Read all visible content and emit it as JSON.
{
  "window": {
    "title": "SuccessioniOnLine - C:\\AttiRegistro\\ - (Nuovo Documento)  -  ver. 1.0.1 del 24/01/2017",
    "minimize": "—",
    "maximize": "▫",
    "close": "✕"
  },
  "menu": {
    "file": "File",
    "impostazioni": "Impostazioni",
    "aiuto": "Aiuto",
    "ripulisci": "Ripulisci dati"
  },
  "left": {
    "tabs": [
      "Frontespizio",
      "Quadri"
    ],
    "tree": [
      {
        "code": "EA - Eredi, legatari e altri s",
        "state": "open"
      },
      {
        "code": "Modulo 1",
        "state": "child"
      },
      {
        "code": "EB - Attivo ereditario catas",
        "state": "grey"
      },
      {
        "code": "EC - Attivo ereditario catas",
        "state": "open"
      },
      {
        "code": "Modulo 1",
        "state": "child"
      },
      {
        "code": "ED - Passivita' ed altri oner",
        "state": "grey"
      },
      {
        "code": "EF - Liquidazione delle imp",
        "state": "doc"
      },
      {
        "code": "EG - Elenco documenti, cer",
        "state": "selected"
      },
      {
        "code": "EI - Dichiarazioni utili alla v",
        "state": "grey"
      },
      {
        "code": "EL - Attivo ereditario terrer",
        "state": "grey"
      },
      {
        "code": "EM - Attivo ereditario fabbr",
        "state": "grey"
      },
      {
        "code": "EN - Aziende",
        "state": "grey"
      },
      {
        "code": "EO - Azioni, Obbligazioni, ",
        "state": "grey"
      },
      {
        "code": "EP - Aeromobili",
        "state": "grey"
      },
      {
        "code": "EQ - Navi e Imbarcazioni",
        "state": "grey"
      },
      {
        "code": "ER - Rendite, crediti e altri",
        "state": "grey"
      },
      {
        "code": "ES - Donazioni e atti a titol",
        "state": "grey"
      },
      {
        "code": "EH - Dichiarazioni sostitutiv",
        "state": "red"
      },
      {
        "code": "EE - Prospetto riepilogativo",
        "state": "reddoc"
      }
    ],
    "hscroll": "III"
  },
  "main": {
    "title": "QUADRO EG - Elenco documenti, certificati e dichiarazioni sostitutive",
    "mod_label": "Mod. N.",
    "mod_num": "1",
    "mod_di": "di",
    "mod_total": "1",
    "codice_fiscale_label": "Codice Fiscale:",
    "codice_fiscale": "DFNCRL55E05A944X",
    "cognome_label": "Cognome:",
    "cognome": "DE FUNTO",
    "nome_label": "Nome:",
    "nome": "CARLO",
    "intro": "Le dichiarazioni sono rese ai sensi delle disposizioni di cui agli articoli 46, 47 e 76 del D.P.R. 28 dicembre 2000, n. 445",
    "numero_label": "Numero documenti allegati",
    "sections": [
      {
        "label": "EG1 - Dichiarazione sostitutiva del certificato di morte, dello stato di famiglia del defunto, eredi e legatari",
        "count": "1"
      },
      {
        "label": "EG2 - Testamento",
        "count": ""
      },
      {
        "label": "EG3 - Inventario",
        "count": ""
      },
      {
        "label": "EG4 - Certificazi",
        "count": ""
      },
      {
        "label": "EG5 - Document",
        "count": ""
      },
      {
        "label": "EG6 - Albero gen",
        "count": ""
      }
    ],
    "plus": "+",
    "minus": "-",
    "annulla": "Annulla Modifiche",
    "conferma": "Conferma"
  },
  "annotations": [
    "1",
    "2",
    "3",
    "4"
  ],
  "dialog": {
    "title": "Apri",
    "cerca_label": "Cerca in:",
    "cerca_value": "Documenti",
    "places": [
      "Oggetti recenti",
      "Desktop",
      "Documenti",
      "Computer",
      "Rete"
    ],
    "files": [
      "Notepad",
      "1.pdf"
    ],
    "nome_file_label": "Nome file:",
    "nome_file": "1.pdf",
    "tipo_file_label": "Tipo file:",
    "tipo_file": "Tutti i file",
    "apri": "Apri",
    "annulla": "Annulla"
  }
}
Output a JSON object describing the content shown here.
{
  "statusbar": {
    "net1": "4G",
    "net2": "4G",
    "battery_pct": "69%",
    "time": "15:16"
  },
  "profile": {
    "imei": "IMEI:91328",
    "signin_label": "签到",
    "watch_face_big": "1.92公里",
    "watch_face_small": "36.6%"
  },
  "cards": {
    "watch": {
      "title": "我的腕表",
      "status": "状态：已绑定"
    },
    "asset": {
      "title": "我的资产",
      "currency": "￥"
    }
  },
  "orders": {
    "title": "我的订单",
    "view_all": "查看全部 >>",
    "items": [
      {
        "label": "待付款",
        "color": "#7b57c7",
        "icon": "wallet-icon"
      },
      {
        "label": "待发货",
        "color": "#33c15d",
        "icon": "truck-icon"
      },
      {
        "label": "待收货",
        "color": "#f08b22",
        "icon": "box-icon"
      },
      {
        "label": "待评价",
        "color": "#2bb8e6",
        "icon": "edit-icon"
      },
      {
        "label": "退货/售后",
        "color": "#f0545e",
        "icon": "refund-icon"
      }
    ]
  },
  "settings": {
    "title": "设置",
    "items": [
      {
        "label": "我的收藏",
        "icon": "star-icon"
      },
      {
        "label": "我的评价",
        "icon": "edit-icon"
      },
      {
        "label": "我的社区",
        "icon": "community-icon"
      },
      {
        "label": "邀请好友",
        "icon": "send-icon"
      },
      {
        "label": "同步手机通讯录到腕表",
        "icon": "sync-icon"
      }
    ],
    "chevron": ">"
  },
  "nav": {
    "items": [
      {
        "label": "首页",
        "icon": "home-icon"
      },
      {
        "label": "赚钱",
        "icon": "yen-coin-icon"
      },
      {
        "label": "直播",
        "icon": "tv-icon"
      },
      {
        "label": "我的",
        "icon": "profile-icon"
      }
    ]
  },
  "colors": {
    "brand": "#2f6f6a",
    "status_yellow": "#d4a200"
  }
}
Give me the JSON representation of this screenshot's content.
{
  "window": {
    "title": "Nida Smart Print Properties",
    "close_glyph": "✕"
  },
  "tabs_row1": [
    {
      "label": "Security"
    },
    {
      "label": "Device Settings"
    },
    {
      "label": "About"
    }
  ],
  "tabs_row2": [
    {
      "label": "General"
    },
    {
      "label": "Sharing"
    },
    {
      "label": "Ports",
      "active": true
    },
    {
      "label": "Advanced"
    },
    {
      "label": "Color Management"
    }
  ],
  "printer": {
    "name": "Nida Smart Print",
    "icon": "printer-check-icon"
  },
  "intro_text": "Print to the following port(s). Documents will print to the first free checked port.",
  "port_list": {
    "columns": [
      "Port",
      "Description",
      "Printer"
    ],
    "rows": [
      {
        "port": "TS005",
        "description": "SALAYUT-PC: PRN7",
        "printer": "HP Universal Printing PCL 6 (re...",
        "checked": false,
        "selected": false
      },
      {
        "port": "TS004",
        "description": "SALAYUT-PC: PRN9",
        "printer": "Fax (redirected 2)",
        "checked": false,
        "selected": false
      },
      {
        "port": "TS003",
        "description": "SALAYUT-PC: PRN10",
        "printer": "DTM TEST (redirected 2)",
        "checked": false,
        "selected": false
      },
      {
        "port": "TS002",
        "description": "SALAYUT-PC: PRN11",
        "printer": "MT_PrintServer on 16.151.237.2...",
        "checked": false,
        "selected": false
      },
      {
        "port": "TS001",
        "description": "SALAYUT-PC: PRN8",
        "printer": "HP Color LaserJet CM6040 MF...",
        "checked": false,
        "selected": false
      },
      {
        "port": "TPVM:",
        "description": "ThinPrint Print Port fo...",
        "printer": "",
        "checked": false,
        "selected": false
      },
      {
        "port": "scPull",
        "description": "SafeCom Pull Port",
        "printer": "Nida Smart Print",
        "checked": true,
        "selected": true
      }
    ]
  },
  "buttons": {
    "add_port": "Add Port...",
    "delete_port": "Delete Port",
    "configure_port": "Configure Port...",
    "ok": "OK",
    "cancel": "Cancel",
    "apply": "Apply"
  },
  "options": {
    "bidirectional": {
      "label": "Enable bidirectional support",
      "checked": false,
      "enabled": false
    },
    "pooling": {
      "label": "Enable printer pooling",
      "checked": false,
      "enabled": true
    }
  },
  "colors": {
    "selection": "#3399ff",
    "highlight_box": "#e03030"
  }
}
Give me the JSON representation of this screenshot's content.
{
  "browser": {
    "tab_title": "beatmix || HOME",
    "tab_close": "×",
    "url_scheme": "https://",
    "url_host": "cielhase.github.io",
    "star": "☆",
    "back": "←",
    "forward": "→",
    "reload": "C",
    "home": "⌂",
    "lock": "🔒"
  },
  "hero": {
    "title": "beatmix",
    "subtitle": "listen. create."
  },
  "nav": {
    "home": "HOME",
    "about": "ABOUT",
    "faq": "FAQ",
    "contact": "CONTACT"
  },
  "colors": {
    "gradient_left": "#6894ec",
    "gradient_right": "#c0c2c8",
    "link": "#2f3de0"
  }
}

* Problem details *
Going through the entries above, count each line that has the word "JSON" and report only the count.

* Exercise answer *
4